**TASK OBJECTIVE**:
Scan the records for the word "Primary". Return each line where it is found.

________

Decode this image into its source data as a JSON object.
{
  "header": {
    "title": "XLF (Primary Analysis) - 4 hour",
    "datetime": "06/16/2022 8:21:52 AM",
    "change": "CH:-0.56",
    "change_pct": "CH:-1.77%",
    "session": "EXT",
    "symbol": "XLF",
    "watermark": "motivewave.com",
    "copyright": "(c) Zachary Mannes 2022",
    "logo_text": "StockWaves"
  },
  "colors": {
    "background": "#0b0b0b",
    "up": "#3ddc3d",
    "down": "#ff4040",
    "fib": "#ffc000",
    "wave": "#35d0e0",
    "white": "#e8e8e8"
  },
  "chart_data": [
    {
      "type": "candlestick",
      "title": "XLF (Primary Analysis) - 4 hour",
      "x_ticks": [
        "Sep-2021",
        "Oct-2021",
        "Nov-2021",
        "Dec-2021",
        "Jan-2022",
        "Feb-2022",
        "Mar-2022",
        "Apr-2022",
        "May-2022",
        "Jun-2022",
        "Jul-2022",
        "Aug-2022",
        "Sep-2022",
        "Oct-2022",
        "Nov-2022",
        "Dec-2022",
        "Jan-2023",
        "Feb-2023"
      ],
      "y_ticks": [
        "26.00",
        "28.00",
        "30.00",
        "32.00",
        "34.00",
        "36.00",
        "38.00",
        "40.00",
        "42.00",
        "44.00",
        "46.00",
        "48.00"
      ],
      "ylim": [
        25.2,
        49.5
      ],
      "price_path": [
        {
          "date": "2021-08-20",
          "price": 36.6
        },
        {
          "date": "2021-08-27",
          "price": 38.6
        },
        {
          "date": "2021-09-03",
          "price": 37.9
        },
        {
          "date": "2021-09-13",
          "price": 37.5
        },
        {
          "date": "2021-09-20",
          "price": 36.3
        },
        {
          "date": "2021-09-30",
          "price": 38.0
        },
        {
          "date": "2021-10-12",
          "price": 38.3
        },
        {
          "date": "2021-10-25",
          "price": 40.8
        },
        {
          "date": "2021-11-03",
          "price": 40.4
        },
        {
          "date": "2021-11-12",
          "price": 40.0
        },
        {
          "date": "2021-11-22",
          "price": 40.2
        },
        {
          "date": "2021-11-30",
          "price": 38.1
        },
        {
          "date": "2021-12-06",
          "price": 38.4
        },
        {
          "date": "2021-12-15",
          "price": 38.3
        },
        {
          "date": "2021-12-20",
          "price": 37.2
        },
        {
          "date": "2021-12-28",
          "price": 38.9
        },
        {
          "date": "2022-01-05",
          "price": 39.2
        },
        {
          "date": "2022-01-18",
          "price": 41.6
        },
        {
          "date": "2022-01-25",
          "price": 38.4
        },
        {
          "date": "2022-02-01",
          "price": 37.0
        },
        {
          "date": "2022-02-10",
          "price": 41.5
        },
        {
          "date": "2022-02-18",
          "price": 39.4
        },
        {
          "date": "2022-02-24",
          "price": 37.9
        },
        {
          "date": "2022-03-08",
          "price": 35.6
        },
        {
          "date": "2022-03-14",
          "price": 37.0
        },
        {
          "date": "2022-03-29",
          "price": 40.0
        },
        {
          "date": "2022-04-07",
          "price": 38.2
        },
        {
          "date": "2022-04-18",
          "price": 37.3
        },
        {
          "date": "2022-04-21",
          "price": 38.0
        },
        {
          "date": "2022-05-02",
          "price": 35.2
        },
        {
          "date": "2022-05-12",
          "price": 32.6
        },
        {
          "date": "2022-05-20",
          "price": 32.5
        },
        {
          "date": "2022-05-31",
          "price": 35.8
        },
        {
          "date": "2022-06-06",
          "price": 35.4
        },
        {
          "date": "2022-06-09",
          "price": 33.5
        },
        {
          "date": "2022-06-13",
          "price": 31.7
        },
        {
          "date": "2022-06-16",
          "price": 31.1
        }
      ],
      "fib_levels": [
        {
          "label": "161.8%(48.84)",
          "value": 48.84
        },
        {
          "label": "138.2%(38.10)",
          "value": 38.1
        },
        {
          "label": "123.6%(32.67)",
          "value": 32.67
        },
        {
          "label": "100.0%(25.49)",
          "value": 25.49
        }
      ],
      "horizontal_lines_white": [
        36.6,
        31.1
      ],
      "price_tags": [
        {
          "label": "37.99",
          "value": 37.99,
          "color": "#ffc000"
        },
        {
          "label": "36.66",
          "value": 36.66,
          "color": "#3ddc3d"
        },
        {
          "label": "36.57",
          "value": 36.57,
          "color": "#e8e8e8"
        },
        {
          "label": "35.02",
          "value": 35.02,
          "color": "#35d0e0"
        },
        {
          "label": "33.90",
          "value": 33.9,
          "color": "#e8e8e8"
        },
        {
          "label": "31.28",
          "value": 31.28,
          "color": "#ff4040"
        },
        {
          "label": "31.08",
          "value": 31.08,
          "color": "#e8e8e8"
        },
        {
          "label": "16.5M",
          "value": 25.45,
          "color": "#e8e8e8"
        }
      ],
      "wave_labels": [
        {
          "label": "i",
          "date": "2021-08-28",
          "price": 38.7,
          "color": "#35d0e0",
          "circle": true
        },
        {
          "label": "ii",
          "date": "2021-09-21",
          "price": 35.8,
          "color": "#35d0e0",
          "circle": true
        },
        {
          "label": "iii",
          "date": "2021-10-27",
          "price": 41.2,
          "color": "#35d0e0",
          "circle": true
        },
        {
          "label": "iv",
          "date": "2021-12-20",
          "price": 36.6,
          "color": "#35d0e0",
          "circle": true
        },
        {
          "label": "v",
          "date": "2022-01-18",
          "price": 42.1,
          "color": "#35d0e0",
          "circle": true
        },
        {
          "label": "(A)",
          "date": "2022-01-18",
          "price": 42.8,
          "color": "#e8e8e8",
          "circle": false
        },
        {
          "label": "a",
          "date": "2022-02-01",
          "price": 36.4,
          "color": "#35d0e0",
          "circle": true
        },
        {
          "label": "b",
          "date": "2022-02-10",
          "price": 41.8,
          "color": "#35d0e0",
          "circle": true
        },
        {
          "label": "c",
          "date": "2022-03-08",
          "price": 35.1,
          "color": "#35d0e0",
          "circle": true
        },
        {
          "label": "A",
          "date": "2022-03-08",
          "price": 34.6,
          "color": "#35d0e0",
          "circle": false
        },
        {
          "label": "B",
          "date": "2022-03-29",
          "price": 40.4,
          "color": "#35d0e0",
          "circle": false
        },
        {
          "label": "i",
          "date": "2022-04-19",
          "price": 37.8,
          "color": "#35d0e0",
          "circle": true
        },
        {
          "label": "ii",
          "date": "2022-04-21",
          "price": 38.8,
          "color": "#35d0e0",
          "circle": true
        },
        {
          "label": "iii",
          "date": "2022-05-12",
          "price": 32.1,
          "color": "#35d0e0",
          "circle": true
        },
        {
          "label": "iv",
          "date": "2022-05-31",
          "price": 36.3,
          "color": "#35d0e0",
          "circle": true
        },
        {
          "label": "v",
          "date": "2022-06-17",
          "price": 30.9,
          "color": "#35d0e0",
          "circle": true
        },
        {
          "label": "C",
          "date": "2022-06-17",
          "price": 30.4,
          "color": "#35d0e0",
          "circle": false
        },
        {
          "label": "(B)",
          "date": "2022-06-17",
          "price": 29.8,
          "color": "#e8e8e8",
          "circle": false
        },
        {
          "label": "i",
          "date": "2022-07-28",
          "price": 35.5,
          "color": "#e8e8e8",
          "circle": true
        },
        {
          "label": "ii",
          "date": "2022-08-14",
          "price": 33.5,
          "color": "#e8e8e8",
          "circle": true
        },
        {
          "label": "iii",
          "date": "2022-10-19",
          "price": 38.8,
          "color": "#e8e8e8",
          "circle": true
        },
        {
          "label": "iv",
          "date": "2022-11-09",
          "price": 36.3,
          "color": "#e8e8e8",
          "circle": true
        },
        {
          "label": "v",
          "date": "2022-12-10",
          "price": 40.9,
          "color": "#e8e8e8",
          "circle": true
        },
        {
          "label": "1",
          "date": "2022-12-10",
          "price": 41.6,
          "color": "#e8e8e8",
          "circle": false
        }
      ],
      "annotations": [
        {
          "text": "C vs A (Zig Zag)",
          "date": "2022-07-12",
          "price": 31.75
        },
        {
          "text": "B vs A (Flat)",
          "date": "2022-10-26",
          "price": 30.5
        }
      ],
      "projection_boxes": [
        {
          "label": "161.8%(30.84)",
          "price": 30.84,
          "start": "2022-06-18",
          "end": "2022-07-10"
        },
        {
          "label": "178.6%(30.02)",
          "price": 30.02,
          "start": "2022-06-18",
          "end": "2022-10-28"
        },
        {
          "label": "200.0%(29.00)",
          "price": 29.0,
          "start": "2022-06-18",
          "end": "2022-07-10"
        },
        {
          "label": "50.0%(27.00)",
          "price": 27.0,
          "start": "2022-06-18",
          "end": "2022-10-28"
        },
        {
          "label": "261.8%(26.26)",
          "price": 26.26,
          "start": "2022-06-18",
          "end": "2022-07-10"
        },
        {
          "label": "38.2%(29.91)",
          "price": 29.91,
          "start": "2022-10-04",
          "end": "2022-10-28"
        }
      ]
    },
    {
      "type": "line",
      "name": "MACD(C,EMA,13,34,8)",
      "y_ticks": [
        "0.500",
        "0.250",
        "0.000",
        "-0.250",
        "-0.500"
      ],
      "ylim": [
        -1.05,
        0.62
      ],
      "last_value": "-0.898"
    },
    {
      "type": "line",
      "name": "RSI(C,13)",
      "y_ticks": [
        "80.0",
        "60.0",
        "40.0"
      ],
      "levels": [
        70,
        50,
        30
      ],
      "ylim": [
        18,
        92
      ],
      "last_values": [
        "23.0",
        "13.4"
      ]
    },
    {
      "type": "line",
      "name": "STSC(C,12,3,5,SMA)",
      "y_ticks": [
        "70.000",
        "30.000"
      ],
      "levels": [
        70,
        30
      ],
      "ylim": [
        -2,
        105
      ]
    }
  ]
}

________

**ANSWER AREA**:
    "title": "XLF (Primary Analysis) - 4 hour",
      "title": "XLF (Primary Analysis) - 4 hour",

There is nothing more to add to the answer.